_EXERCISE OBJECTIVE:_ Below are records; please give the number of their lines that contain the string "Posts", and only that number.

☆ ☆ ☆ ☆

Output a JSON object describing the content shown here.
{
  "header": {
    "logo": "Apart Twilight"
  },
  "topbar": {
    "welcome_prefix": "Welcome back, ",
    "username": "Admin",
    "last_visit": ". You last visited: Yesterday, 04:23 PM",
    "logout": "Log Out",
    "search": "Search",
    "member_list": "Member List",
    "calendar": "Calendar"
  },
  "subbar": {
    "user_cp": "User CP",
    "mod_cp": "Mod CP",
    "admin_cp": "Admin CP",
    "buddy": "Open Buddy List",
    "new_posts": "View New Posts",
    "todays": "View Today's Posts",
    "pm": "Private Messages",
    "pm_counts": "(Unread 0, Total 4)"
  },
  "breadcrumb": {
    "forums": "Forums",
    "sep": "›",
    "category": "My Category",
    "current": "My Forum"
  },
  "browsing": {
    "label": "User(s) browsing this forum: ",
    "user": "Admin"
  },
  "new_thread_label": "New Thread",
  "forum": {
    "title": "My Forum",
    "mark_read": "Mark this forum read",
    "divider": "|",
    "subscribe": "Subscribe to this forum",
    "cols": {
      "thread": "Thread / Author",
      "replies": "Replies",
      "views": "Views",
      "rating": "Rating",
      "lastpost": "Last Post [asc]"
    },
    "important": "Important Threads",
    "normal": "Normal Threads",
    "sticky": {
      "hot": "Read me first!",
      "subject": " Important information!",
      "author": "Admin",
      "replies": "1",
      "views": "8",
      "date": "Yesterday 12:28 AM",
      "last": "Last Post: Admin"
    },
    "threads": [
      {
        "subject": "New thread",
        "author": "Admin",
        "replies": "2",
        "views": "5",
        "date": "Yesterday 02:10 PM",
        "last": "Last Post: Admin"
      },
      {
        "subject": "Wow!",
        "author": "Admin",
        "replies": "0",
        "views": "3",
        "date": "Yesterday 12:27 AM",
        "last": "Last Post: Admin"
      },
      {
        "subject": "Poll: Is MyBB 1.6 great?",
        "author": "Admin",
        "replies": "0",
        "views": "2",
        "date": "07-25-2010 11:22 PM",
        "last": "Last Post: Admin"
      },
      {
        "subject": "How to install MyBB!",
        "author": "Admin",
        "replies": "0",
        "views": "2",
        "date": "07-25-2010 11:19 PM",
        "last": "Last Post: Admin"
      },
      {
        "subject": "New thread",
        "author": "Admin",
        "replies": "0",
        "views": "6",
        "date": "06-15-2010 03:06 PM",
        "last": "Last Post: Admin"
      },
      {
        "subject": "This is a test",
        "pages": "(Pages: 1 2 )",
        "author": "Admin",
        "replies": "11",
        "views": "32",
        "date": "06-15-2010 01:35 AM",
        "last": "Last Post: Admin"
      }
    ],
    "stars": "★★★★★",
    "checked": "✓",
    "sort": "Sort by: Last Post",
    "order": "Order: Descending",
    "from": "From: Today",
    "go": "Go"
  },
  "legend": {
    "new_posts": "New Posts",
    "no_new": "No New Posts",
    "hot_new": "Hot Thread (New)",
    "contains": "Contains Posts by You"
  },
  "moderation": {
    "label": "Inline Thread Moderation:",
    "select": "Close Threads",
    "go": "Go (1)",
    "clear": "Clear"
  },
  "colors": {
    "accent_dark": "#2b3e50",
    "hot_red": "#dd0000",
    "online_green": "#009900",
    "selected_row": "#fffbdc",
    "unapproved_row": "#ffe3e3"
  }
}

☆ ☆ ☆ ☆

_WRITTEN RESPONSE:_ 5